I still muster courage, whether or not the confidence is there, and, at times, even when I fear I'm unqualified. I try to live as close as possible to the credos: Work for it and take a shot. Live and let live. Say what you mean, but don't say it mean.
I write, but I get it: I'm not Ernest Hemingway (otherwise I'd be writing drunk and editing sober.) But now and then I meet the person who believes that I need to be brought down a few rungs -- just in case. And if I don't see it coming, it hit its mark. If it's by somebody that I'm not expecting it from, I field it by changing the subject (look at the birdy!) or glossing it over or minimizing it, like The Black Knight in the Monty Python clip: "It's just a flesh wound!"

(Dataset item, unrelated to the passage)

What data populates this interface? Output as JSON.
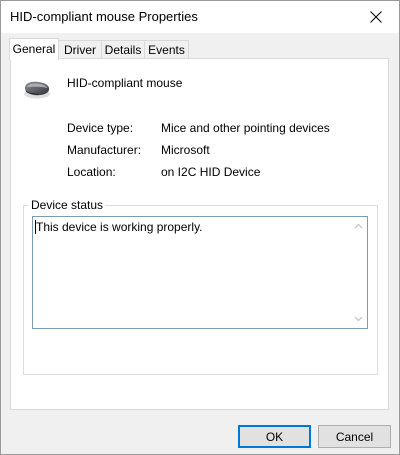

Often the exchanges I find the most impossible to believe are the most unmistakeable. I permit clarity to be clouded by my wish to turn unkind words or sarcasm into something better than they are. When denial occurs, the demeaning words or the unkindness is protected by the very person it's designed to hurt: me. And that's the next chronological knock of a person's self-esteem in that situation.
There's a slogan used in 12 step programs: “I” didn’t cause it, “I” can’t cure it, and “I” can’t control it.
If you're reading this and you're encountering somebody who's unkind to you, or mean-spirited, let those three statements liberate you. Remind yourself that it's their problem, not yours. Consider reaching out for help if it's ongoing. If you can, surrender thoughts of them in a prayer and return to your game, your job, your writing. Get back to being the best you possible!
"Letting go of negative people doesn't mean you hate them. It just means you love yourself."
-- Author unknown
The best defense against snipe is a healthy sense of self-worth. You'll find that even if you don't remove yourself from the circumstances, you understand where it comes from and you get better at shutting it down without shutting down your soul or throwing up a wall in your soul. Trust the road of progress!
Know that your Creator loves what he made. Be a fan of you. Somebody shared a book called "The Artist's Way." Perfectionism creates a huge block for people, whether your an artist or not.